What did you learn in this process of creating The Soothsayer?

I learned about the archetypal genesis of the tarots, the synchronicity, it is very Jungian, it has to do with the collective unconscious.

When you are in the realm of tarot, your vision of the world changes completely.

How long did it take you to create all 22 major arcana cards for The Soothsayer?

I am not a tarot expert, far from it; and yet it took me less than a week to sketch the 22 major arcana of the tarot, then six months to paint them, working more than twelve hours a day, seven days a week. Pierre-Henry Matard, the tarot specialist that I met in the middle of my process, assured me that I had intuitively grasped part of the symbols of the tarot world.

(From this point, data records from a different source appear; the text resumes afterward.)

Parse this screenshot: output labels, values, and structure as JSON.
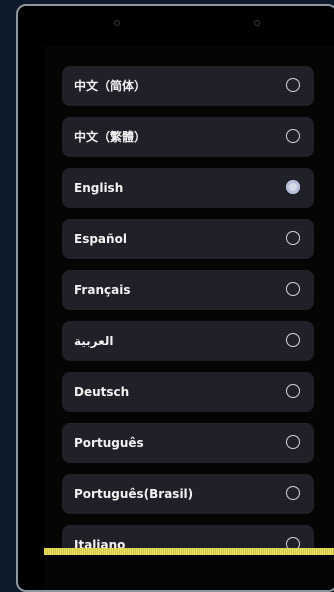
{
  "languages": [
    {
      "label": "中文（简体）",
      "selected": false
    },
    {
      "label": "中文（繁體）",
      "selected": false
    },
    {
      "label": "English",
      "selected": true
    },
    {
      "label": "Español",
      "selected": false
    },
    {
      "label": "Français",
      "selected": false
    },
    {
      "label": "العربية",
      "selected": false
    },
    {
      "label": "Deutsch",
      "selected": false
    },
    {
      "label": "Português",
      "selected": false
    },
    {
      "label": "Português(Brasil)",
      "selected": false
    },
    {
      "label": "Italiano",
      "selected": false
    }
  ],
  "colors": {
    "background": "#0c1a2b",
    "item_bg": "#23232c",
    "bezel": "#8e969e",
    "highlight_bar": "#e9e06a"
  }
}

It was the magic of the moment. The stars aligned and the project came to life. In this year that marks the 700th anniversary of Dante’s death, a line from his ‘Divine comedy comes to mind: “Thence we came forth to rebehold the stars.”

How does art help humanity?

Art transcends the despair in which the world finds itself at the moment. Art is a bearer of beauty and beauty nourishes the soul.

Do you create works of art specifically for these charities to be auctioned?

I did an installation entitled The Tribe, a contemporary version of the totems for the Aurora Institute, which is a nonprofit, nonpartisan organization that brings together the world’s leaders at the forefront of technology, science, art, fashion, and philanthropy to improve mental health globally.

If you could change one thing in the world, what would it be?

No more abused children

Source Credit:  Content and images from Wall Street International Magazine by .  Read the original article - https://www.meer.com/en/70937-artist-mouna-rebeiz-at-la-biennale-di-venezia-italy